[[ Supplied records, beginning ]]
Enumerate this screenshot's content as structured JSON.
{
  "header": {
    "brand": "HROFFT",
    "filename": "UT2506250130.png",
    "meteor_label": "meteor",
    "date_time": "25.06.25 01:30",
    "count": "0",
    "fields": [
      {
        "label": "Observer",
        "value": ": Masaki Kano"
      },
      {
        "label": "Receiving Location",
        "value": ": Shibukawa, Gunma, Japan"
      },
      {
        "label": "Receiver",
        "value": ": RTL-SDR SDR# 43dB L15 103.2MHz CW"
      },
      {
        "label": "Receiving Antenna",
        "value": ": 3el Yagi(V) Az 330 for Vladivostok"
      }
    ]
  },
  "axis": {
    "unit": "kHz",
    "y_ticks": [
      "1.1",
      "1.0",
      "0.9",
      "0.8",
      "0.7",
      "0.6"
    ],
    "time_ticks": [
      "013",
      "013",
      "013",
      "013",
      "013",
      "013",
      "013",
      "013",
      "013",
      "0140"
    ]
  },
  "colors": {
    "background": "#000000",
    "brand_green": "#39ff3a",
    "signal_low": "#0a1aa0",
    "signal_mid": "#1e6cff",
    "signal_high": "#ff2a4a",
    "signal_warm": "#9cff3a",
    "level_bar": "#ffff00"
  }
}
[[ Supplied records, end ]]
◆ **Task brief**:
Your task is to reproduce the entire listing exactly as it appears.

◆ **Completed exercise**:
Enumerate this screenshot's content as structured JSON.
{
  "header": {
    "brand": "HROFFT",
    "filename": "UT2506250130.png",
    "meteor_label": "meteor",
    "date_time": "25.06.25 01:30",
    "count": "0",
    "fields": [
      {
        "label": "Observer",
        "value": ": Masaki Kano"
      },
      {
        "label": "Receiving Location",
        "value": ": Shibukawa, Gunma, Japan"
      },
      {
        "label": "Receiver",
        "value": ": RTL-SDR SDR# 43dB L15 103.2MHz CW"
      },
      {
        "label": "Receiving Antenna",
        "value": ": 3el Yagi(V) Az 330 for Vladivostok"
      }
    ]
  },
  "axis": {
    "unit": "kHz",
    "y_ticks": [
      "1.1",
      "1.0",
      "0.9",
      "0.8",
      "0.7",
      "0.6"
    ],
    "time_ticks": [
      "013",
      "013",
      "013",
      "013",
      "013",
      "013",
      "013",
      "013",
      "013",
      "0140"
    ]
  },
  "colors": {
    "background": "#000000",
    "brand_green": "#39ff3a",
    "signal_low": "#0a1aa0",
    "signal_mid": "#1e6cff",
    "signal_high": "#ff2a4a",
    "signal_warm": "#9cff3a",
    "level_bar": "#ffff00"
  }
}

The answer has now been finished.